## ACTIVITY:
Look through the records below and collect all lines that hold the string "structured".

■ ■ ■ ■ ■ ■ ■

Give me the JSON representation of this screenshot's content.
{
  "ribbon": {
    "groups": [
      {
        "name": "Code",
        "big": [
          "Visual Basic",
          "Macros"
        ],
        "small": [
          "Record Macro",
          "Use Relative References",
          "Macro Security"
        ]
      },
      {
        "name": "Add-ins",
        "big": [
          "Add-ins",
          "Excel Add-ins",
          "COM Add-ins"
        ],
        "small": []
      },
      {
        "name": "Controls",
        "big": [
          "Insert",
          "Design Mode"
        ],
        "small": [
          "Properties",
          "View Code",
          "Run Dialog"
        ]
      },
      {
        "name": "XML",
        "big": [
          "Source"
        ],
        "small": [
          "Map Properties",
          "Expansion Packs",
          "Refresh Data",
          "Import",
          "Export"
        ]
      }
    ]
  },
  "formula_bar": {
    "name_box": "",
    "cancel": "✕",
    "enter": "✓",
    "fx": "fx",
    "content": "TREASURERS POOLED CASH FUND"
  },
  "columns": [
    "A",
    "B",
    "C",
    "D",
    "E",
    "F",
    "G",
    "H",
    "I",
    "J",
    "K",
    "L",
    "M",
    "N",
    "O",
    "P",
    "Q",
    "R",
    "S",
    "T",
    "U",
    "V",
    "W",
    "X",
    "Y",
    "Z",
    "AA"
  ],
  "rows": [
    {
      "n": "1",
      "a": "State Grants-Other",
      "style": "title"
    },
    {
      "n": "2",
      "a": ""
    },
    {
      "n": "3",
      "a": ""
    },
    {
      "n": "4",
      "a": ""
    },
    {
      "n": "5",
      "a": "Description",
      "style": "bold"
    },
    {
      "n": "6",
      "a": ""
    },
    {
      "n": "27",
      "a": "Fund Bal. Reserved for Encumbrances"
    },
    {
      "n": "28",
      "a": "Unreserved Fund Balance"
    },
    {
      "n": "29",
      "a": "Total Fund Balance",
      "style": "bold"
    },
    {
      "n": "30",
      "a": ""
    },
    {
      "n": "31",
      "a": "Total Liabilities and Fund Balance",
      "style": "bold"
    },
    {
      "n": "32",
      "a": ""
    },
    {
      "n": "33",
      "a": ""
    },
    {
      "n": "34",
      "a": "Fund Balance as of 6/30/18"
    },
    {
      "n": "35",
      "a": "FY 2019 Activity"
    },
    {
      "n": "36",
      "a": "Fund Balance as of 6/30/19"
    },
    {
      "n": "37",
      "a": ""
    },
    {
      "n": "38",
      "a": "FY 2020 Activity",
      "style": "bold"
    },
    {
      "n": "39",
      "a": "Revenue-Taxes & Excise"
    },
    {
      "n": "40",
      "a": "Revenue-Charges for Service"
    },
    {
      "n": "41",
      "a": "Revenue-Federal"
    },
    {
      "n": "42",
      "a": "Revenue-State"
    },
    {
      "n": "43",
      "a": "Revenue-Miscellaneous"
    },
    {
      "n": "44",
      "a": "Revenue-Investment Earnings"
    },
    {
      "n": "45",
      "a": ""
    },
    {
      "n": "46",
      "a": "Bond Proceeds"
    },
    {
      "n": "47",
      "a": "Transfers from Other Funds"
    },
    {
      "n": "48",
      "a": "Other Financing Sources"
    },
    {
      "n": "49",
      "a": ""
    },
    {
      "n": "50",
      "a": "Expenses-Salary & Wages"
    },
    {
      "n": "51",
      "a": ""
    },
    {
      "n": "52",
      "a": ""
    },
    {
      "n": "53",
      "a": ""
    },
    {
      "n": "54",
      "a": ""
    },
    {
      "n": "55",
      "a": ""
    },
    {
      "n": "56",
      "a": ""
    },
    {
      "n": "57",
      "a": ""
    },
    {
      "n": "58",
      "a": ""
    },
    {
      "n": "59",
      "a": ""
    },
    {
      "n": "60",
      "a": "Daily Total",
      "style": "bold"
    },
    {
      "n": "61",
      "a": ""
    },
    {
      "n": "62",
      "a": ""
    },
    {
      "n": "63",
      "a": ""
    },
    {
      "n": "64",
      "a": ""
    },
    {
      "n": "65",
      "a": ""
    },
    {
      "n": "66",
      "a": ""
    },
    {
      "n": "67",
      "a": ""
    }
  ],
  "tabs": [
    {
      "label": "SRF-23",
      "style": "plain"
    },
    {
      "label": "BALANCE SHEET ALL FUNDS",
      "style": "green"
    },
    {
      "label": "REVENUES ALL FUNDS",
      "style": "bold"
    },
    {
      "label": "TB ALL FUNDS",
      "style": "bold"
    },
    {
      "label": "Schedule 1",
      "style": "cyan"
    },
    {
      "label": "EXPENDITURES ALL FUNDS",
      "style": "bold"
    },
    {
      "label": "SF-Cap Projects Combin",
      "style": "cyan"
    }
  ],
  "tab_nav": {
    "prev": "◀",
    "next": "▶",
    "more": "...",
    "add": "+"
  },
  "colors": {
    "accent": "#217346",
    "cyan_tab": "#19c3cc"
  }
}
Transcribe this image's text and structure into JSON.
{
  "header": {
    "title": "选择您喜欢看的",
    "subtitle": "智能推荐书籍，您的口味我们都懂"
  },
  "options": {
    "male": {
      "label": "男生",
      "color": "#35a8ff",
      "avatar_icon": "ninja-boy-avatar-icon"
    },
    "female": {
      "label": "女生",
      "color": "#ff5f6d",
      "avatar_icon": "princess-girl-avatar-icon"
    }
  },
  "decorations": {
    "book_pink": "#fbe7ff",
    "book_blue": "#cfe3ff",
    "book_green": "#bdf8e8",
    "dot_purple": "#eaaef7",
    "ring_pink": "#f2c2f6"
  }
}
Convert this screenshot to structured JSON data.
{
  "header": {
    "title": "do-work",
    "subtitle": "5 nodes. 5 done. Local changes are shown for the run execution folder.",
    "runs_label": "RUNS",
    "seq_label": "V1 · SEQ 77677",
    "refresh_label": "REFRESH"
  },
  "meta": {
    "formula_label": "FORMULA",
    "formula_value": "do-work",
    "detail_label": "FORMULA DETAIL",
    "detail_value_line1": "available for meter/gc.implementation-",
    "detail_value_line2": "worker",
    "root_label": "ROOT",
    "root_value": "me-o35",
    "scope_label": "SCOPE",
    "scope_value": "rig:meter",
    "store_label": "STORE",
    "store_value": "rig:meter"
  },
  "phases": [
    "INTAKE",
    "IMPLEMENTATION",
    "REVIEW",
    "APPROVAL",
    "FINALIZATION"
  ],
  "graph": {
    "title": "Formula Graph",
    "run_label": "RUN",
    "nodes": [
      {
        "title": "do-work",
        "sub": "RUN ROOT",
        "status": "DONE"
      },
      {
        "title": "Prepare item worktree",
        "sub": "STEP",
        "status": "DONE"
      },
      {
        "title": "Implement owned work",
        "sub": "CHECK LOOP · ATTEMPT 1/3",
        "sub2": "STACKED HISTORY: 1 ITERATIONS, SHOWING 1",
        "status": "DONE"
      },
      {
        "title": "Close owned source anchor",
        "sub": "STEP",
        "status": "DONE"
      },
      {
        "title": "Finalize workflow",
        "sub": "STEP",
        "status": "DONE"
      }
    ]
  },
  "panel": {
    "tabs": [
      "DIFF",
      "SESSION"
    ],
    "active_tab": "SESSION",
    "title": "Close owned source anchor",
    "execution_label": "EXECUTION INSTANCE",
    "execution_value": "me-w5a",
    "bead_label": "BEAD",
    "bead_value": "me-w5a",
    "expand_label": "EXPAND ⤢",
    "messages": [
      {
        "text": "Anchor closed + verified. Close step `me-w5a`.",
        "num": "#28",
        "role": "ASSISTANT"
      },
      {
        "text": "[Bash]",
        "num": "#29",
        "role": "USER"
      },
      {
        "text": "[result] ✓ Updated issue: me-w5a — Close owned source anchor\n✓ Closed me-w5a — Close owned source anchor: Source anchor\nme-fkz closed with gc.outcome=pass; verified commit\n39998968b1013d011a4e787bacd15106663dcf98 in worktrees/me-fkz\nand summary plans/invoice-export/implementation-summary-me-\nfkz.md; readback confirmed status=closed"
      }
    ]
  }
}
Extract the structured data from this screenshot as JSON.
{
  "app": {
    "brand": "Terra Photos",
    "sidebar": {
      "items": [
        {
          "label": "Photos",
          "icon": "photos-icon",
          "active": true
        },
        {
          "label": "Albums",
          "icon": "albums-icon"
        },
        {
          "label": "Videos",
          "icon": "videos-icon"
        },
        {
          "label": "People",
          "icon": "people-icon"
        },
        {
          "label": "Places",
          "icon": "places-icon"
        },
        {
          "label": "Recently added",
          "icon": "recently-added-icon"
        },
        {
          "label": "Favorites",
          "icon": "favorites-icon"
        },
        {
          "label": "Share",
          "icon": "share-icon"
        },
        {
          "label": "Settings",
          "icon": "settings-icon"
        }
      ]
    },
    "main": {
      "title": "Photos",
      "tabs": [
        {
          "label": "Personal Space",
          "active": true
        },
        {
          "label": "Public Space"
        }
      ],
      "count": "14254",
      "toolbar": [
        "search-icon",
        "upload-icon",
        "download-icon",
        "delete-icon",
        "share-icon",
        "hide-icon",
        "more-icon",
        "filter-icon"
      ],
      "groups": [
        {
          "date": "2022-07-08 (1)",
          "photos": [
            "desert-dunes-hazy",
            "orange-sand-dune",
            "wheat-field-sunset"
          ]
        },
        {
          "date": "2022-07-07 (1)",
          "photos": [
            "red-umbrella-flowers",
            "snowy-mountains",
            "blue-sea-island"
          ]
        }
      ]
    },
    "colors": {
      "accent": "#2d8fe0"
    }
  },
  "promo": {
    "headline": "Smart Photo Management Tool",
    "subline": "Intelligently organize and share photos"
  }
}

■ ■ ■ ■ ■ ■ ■

## YOUR RESPONSE:
Convert this screenshot to structured JSON data.
Extract the structured data from this screenshot as JSON.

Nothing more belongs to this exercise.